"You can't put a single face on abusive families," he said. "They can look like anybody. People often connect child abuse with poor families, but it cuts across all social, economic and racial lines.
One of the first cases of abuse Boyette encountered after becoming active in Exchange was in the family of a well-respected physician, he said.
"They got help, and later they were reunited," he added.
Reaching at-risk families
The mission of Putting Children First is "to break the cycle of child abuse and neglect ... and to replace abusive behavior with effective skills for responsible parenting."
All center services are free to at-risk families, who may be referred by school counselors or teachers, clergy, friends, relatives, or social workers. Participation is voluntary for each family.
"We're there to help them one-on-one," said Karen Rich, a program specialist with Exchange's Foundation for the Prevention of Child Abuse. "We're not authoritarian. We believe most parents want to be good parents.
"Many of our referrals are from families themselves," Rich added. In many cases, she said, at-risk parents were abused themselves and want to learn how not to continue the same pattern.
"They never had a chance to see parenting at its best, and they want to know how to make better choices," Rich said. "We're just giving parents a hand up."
The program's aim is to keep families intact except when the child's safety is threatened.
A volunteer army
Volunteers for the center's intervention work will be solicited from all over north Mississippi to share successful parenting techniques with families in their own communities who are at risk for child abuse. Those who sign up will undergo criminal and child abuse background checks before taking nine hours of initial training.
"We hope to begin our first class November 9," said Jan Sample, executive director of the center. "After that we hope to have new sessions quarterly." Monthly in-service training will also be available, and a program goal is to have satellite centers in towns all over north Mississippi.
A nationwide focus
Dr. Ed North, a Jackson physician, spearheaded a push in 1981 to have child abuse prevention become Exchange Clubs' national focus.

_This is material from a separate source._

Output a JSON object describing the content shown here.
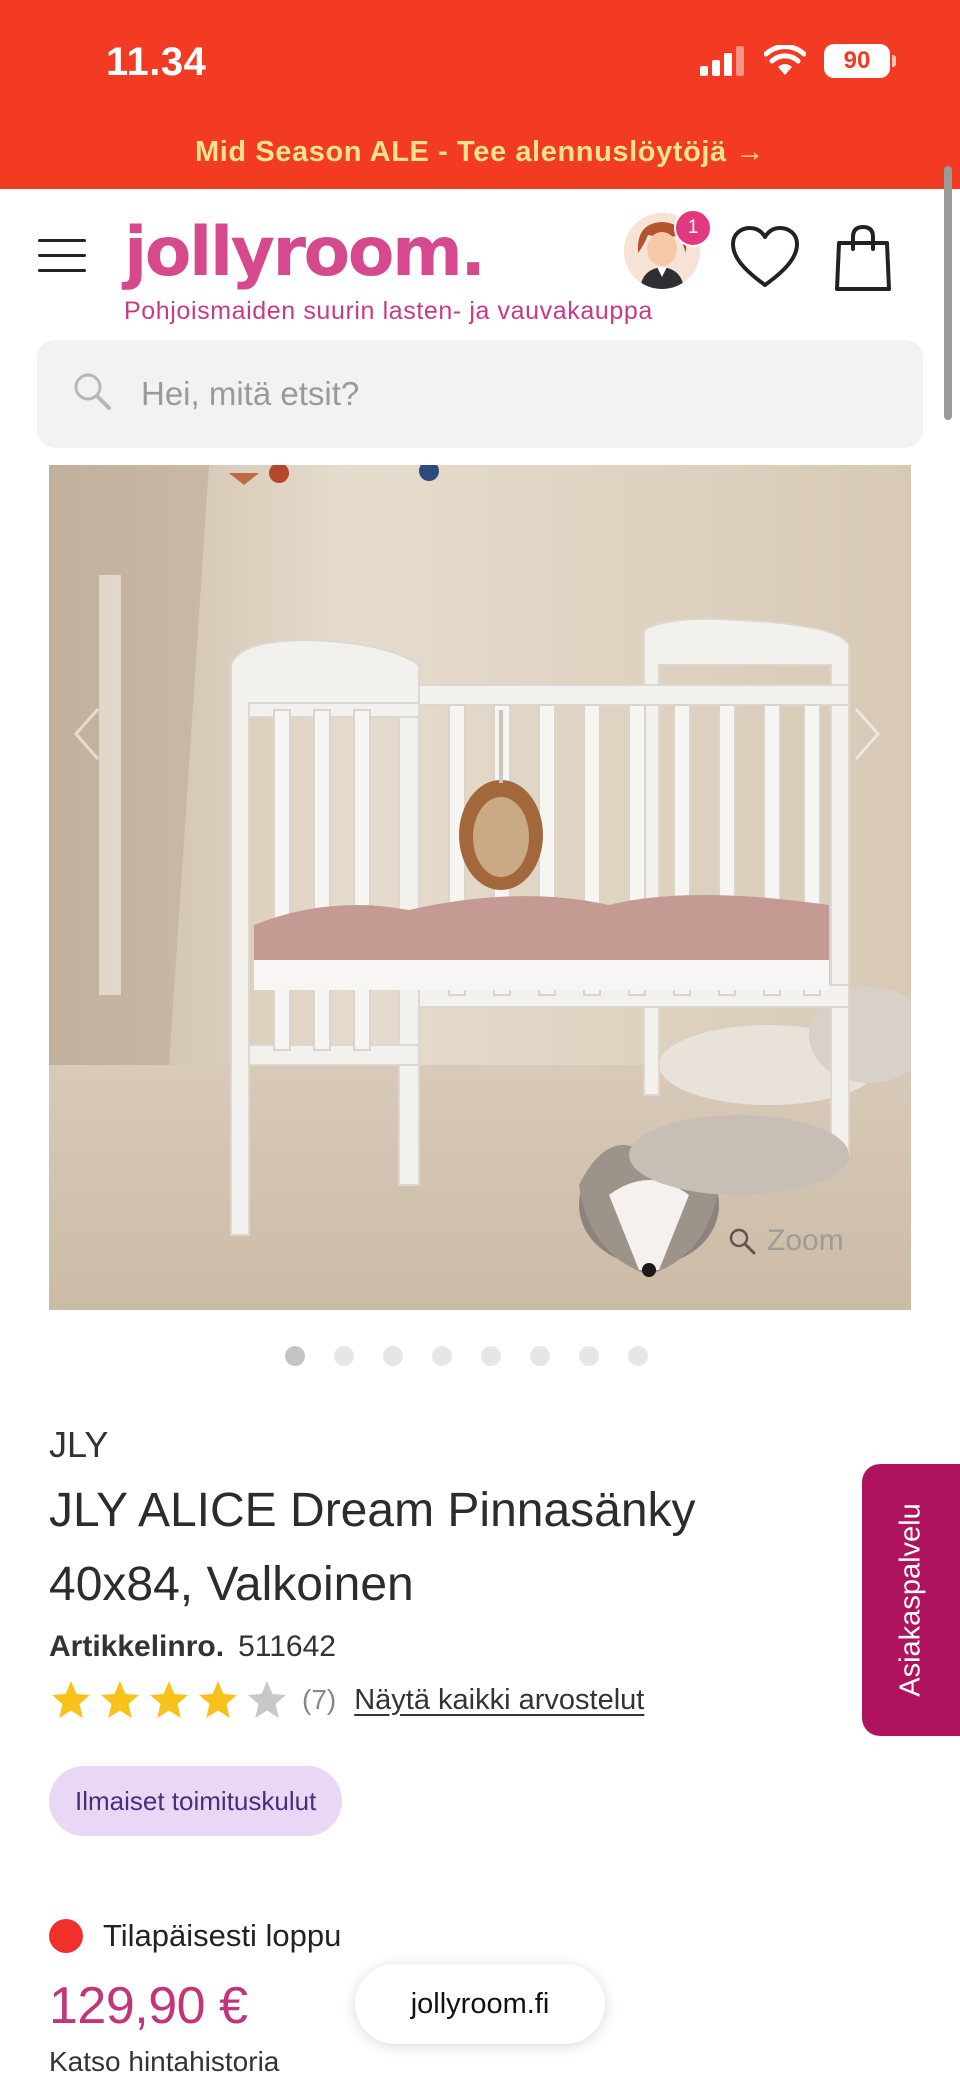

Since that successful effort, 75 Exchange Centers have opened across the country, reaching more than 50,000 families.
The human and societal costs of child abuse are high. Some studies show that a disproportionate number of criminals were abused as children. A recent study published by the American Medical Association indicated that two-thirds of teenagers with unplanned pregnancies have been victims of sexual abuse.
"We have some of the highest teenage pregnancy rates in the nation, and we need to address that," said Rex Sanderson of Houston, president of Putting Children First's board of directors. "The value (of the center's work) is to prevent child suffering, to prevent unnecessary and unwanted pregnancies and to provide a better life for our children."